Michigan State: Five things we learned vs. Ohio State

Matt Charboneau
The Detroit News
Ohio State celebrates an 8-yard touchdown pass catch by running back J.K. Dobbins in the second quarter.

Here are five takeaways from Matt Charboneau of The Detroit News following Michigan State’s 48-3 loss at Ohio State on Saturday.

Offensive up front

Before the Spartans got whipped in Columbus on Saturday, their previous largest margin of defeat under Mark Dantonio was 49-7 against Alabama in the 2011 Capital One Bowl. In that game, the Crimson Tide outclassed the Spartans up front on both sides of the ball. The loss to Ohio State had a similar look as Michigan State got pushed around at the line of scrimmage.

The offensive line had all sorts of problems as it managed to create enough space for just 64 rushing yards – the lowest output of the season – while it allowed six sacks. Outside of senior center Brian Allen there is plenty of youth up front and it showed. Sophomore left tackle Cole Chewins, redshirt freshman right tackle Luke Campbell and freshman right guard Kevin Jarvis all struggled as the Buckeyes had their way with the group still looking for cohesion.

Pushed around

Things weren’t a whole lot better on the defensive line as a unit that has had its share of success this season was consistently overmatched against the Buckeyes. They failed to get any sort of consistent pressure, hurried Ohio State quarterbacks just once while not getting a sack, and were pushed back routinely in the run game. The Spartans entered the game the No. 3 rushing defense in the nation, allowing just 87 yards a game on the ground.

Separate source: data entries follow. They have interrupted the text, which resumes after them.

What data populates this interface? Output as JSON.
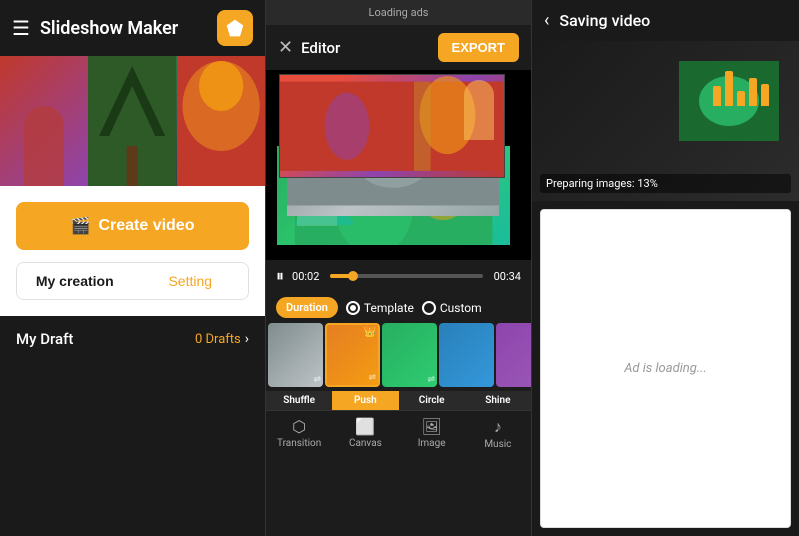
{
  "app": {
    "title": "Slideshow Maker"
  },
  "left": {
    "header_title": "Slideshow Maker",
    "create_btn": "Create video",
    "tab_my_creation": "My creation",
    "tab_setting": "Setting",
    "draft_label": "My Draft",
    "draft_count": "0 Drafts"
  },
  "middle": {
    "ads_label": "Loading ads",
    "editor_title": "Editor",
    "export_btn": "EXPORT",
    "time_current": "00:02",
    "time_total": "00:34",
    "duration_badge": "Duration",
    "template_label": "Template",
    "custom_label": "Custom",
    "trans_tabs": [
      {
        "label": "Shuffle",
        "active": false
      },
      {
        "label": "Push",
        "active": true
      },
      {
        "label": "Circle",
        "active": false
      },
      {
        "label": "Shine",
        "active": false
      }
    ],
    "bottom_nav": [
      {
        "label": "Transition",
        "icon": "⬡"
      },
      {
        "label": "Canvas",
        "icon": "⬜"
      },
      {
        "label": "Image",
        "icon": "🖼"
      },
      {
        "label": "Music",
        "icon": "♪"
      }
    ]
  },
  "right": {
    "back_label": "‹",
    "saving_title": "Saving video",
    "preparing_text": "Preparing images: 13%",
    "ad_loading_text": "Ad is loading..."
  },
  "icons": {
    "hamburger": "☰",
    "close": "✕",
    "play_pause": "⏸",
    "back_arrow": "‹",
    "chevron_right": "›",
    "film_icon": "🎬",
    "crown": "👑"
  }
}
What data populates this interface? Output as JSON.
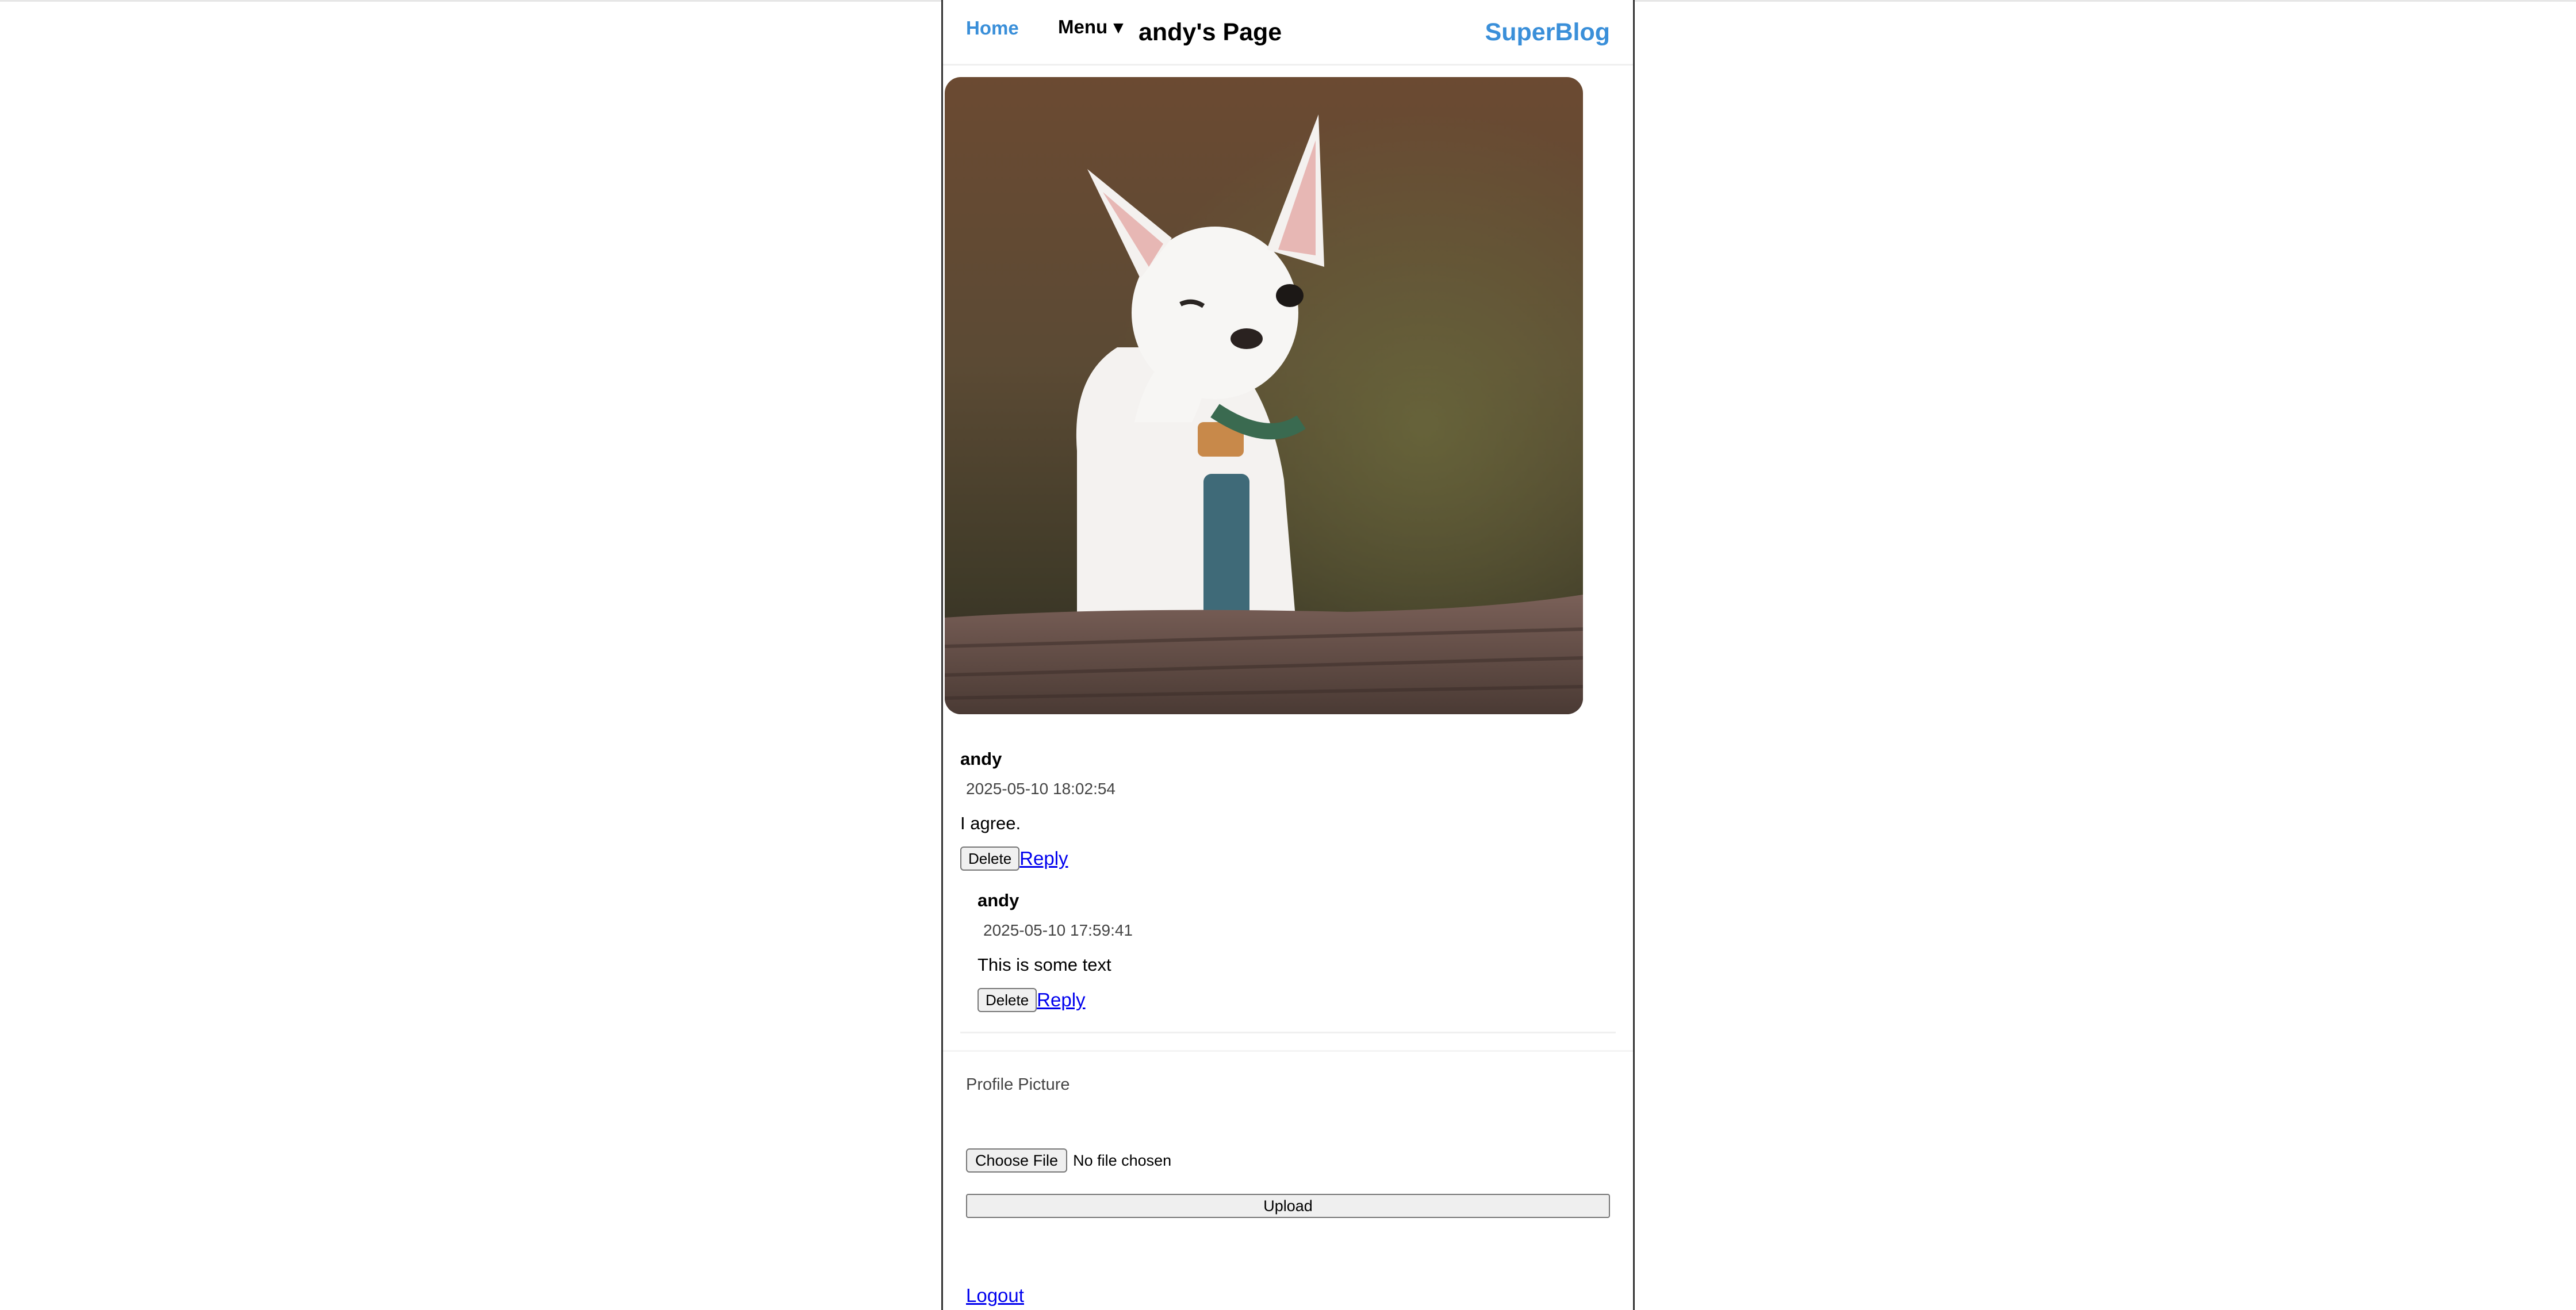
{
  "nav": {
    "home_label": "Home",
    "menu_label": "Menu",
    "menu_caret": "▼",
    "page_title": "andy's Page",
    "brand": "SuperBlog"
  },
  "post": {
    "image_alt_icon": "photo-chihuahua-icon"
  },
  "comments": [
    {
      "author": "andy",
      "timestamp": "2025-05-10 18:02:54",
      "body": "I agree.",
      "delete_label": "Delete",
      "reply_label": "Reply"
    },
    {
      "author": "andy",
      "timestamp": "2025-05-10 17:59:41",
      "body": "This is some text",
      "delete_label": "Delete",
      "reply_label": "Reply"
    }
  ],
  "profile": {
    "label": "Profile Picture",
    "choose_file_label": "Choose File",
    "file_status": "No file chosen",
    "upload_label": "Upload"
  },
  "logout_label": "Logout",
  "colors": {
    "accent": "#3a8fd9",
    "link": "#0000ee"
  }
}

It wasn’t all the defensive line as the linebacker crew failed to fill its gaps routinely and Ohio State running backs Mike Weber and J.K. Dobbins were able to get upfield quickly and hit the Spartans for huge chunks of yardage, averaging 8 yards a carry as the Buckeyes gained 335 yards on the ground, the most rushing yards allowed by a Dantonio-coached team at Michigan State.


The passing attack for Michigan State had been among the best in the Big Ten the past two weeks as quarterback Brian Lewerke had thrown for 845 yards and six touchdowns while receiver Felton Davis had 20 catches for 276 yards and three touchdowns. However, Lewerke was under pressure from the first snap – he was sacked twice on the opening drive – and the receivers were having trouble getting separation. When the receivers did find room, Lewerke was off-target, no doubt affected by the fact he was continually on the run.

Davis was held to just one catch for 2 yards, his lowest production of the season, and the fact the Spartans failed to run the ball at all made them one-dimensional. It was a longshot to think Michigan State was going to throw for 400 yards again, but there’s no doubt the passing game came up flat against the Buckeyes.

Grasping for air

The Spartans have had their share of tackling problems this season, especially in space when teams get the ball on the edge and allow their playmakers to work. That was again an issue against the Buckeyes, but it was hardly limited to plays on the edge. Those hurt Michigan State, for sure, but the Spartans weren’t a whole lot better between the tackles as Weber averaged 18 yards a carry and Dobbins went for 6.9 yards per carry.

“I feel like it was a combination of not all 11 executing on our part and maybe some things we could have done differently,” Michigan State safety Khari Willis said. “We definitely weren’t tackling as well. I feel like the games we lost, that’s happened. The three games we lost was not our best tackling.”

Still ahead

As one-sided as the loss was, the Spartans are still ahead of where many expected they’d be, and with two victories to close the season – MSU will likely be a big favorite against Maryland and Rutgers – they’ll finish the regular season with nine victories, six more than they had last season. The Spartans will also know they are young and the loss, while painful, should help the team in the next couple of years. So, the blowout was decisive, to say the least, but it’s the sort of growing pains young teams often go through. And if a team can sustain that and still have a chance to win a 10th game in a top-level bowl, then a look back will prove Saturday wasn’t all bad.

“There’s always value in every experience you have,” Dantonio said, “no matter how negative it can become. There’s gonna be value in that if you learn from it. So, we’re gonna learn from every experience our guys have. Some of it’s you just got to play better, too, and we’ll learn our lessons in that area.”